• DATA TO EXAMINE
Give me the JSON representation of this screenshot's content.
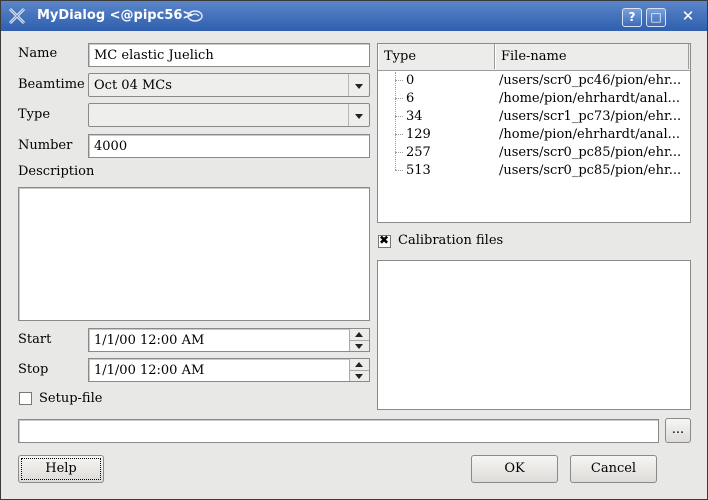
{
  "window": {
    "title": "MyDialog <@pipc56>",
    "buttons": {
      "help": "?",
      "maximize": "□",
      "close": "✕"
    }
  },
  "form": {
    "name": {
      "label": "Name",
      "value": "MC elastic Juelich"
    },
    "beamtime": {
      "label": "Beamtime",
      "value": "Oct 04 MCs"
    },
    "type": {
      "label": "Type",
      "value": ""
    },
    "number": {
      "label": "Number",
      "value": "4000"
    },
    "description": {
      "label": "Description",
      "value": ""
    },
    "start": {
      "label": "Start",
      "value": "1/1/00 12:00 AM"
    },
    "stop": {
      "label": "Stop",
      "value": "1/1/00 12:00 AM"
    },
    "setup_file": {
      "label": "Setup-file",
      "checked": false
    },
    "path": {
      "value": ""
    },
    "browse_label": "..."
  },
  "file_list": {
    "columns": [
      "Type",
      "File-name"
    ],
    "rows": [
      {
        "type": "0",
        "file": "/users/scr0_pc46/pion/ehr..."
      },
      {
        "type": "6",
        "file": "/home/pion/ehrhardt/anal..."
      },
      {
        "type": "34",
        "file": "/users/scr1_pc73/pion/ehr..."
      },
      {
        "type": "129",
        "file": "/home/pion/ehrhardt/anal..."
      },
      {
        "type": "257",
        "file": "/users/scr0_pc85/pion/ehr..."
      },
      {
        "type": "513",
        "file": "/users/scr0_pc85/pion/ehr..."
      }
    ]
  },
  "calibration": {
    "label": "Calibration files",
    "checked": true
  },
  "buttons": {
    "help": "Help",
    "ok": "OK",
    "cancel": "Cancel"
  },
  "colors": {
    "titlebar": "#3f6dbb",
    "background": "#e8e8e6"
  }
}
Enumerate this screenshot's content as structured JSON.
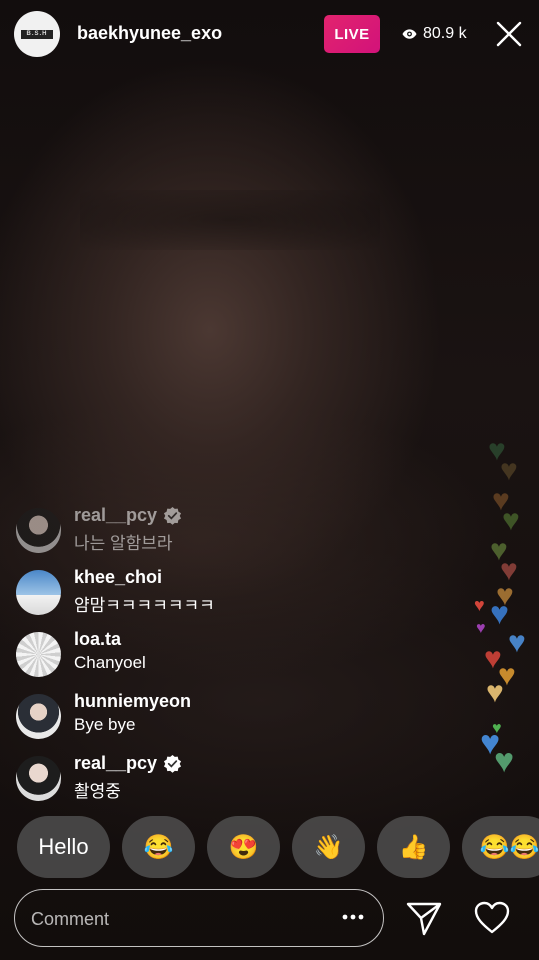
{
  "header": {
    "avatar_logo": "B.S.H",
    "username": "baekhyunee_exo",
    "live_label": "LIVE",
    "viewers": "80.9 k"
  },
  "comments": [
    {
      "user": "real__pcy",
      "text": "나는 알함브라",
      "verified": true
    },
    {
      "user": "khee_choi",
      "text": "얌맘ㅋㅋㅋㅋㅋㅋㅋ",
      "verified": false
    },
    {
      "user": "loa.ta",
      "text": "Chanyoel",
      "verified": false
    },
    {
      "user": "hunniemyeon",
      "text": "Bye bye",
      "verified": false
    },
    {
      "user": "real__pcy",
      "text": "촬영중",
      "verified": true
    }
  ],
  "quick_reactions": [
    "Hello",
    "😂",
    "😍",
    "👋",
    "👍",
    "😂😂"
  ],
  "composer": {
    "placeholder": "Comment"
  },
  "colors": {
    "live_badge": "#d81b74",
    "chip_bg": "#505050"
  },
  "icons": [
    "eye-icon",
    "close-icon",
    "verified-icon",
    "more-icon",
    "send-icon",
    "heart-icon"
  ]
}
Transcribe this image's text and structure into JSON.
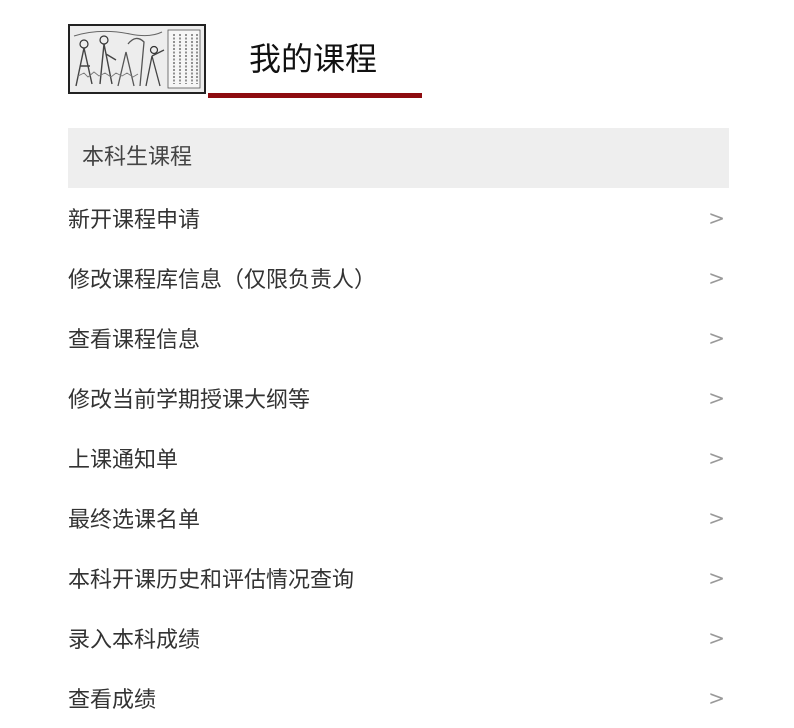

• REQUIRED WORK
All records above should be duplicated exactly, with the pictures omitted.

• TASK RESPONSE
Give me the JSON representation of this screenshot's content.
{
  "window": {
    "title": "MyDialog <@pipc56>",
    "buttons": {
      "help": "?",
      "maximize": "□",
      "close": "✕"
    }
  },
  "form": {
    "name": {
      "label": "Name",
      "value": "MC elastic Juelich"
    },
    "beamtime": {
      "label": "Beamtime",
      "value": "Oct 04 MCs"
    },
    "type": {
      "label": "Type",
      "value": ""
    },
    "number": {
      "label": "Number",
      "value": "4000"
    },
    "description": {
      "label": "Description",
      "value": ""
    },
    "start": {
      "label": "Start",
      "value": "1/1/00 12:00 AM"
    },
    "stop": {
      "label": "Stop",
      "value": "1/1/00 12:00 AM"
    },
    "setup_file": {
      "label": "Setup-file",
      "checked": false
    },
    "path": {
      "value": ""
    },
    "browse_label": "..."
  },
  "file_list": {
    "columns": [
      "Type",
      "File-name"
    ],
    "rows": [
      {
        "type": "0",
        "file": "/users/scr0_pc46/pion/ehr..."
      },
      {
        "type": "6",
        "file": "/home/pion/ehrhardt/anal..."
      },
      {
        "type": "34",
        "file": "/users/scr1_pc73/pion/ehr..."
      },
      {
        "type": "129",
        "file": "/home/pion/ehrhardt/anal..."
      },
      {
        "type": "257",
        "file": "/users/scr0_pc85/pion/ehr..."
      },
      {
        "type": "513",
        "file": "/users/scr0_pc85/pion/ehr..."
      }
    ]
  },
  "calibration": {
    "label": "Calibration files",
    "checked": true
  },
  "buttons": {
    "help": "Help",
    "ok": "OK",
    "cancel": "Cancel"
  },
  "colors": {
    "titlebar": "#3f6dbb",
    "background": "#e8e8e6"
  }
}
Enumerate this screenshot's content as structured JSON.
{
  "header": {
    "avatar_logo": "B.S.H",
    "username": "baekhyunee_exo",
    "live_label": "LIVE",
    "viewers": "80.9 k"
  },
  "comments": [
    {
      "user": "real__pcy",
      "text": "나는 알함브라",
      "verified": true
    },
    {
      "user": "khee_choi",
      "text": "얌맘ㅋㅋㅋㅋㅋㅋㅋ",
      "verified": false
    },
    {
      "user": "loa.ta",
      "text": "Chanyoel",
      "verified": false
    },
    {
      "user": "hunniemyeon",
      "text": "Bye bye",
      "verified": false
    },
    {
      "user": "real__pcy",
      "text": "촬영중",
      "verified": true
    }
  ],
  "quick_reactions": [
    "Hello",
    "😂",
    "😍",
    "👋",
    "👍",
    "😂😂"
  ],
  "composer": {
    "placeholder": "Comment"
  },
  "colors": {
    "live_badge": "#d81b74",
    "chip_bg": "#505050"
  },
  "icons": [
    "eye-icon",
    "close-icon",
    "verified-icon",
    "more-icon",
    "send-icon",
    "heart-icon"
  ]
}
Transcribe this image's text and structure into JSON.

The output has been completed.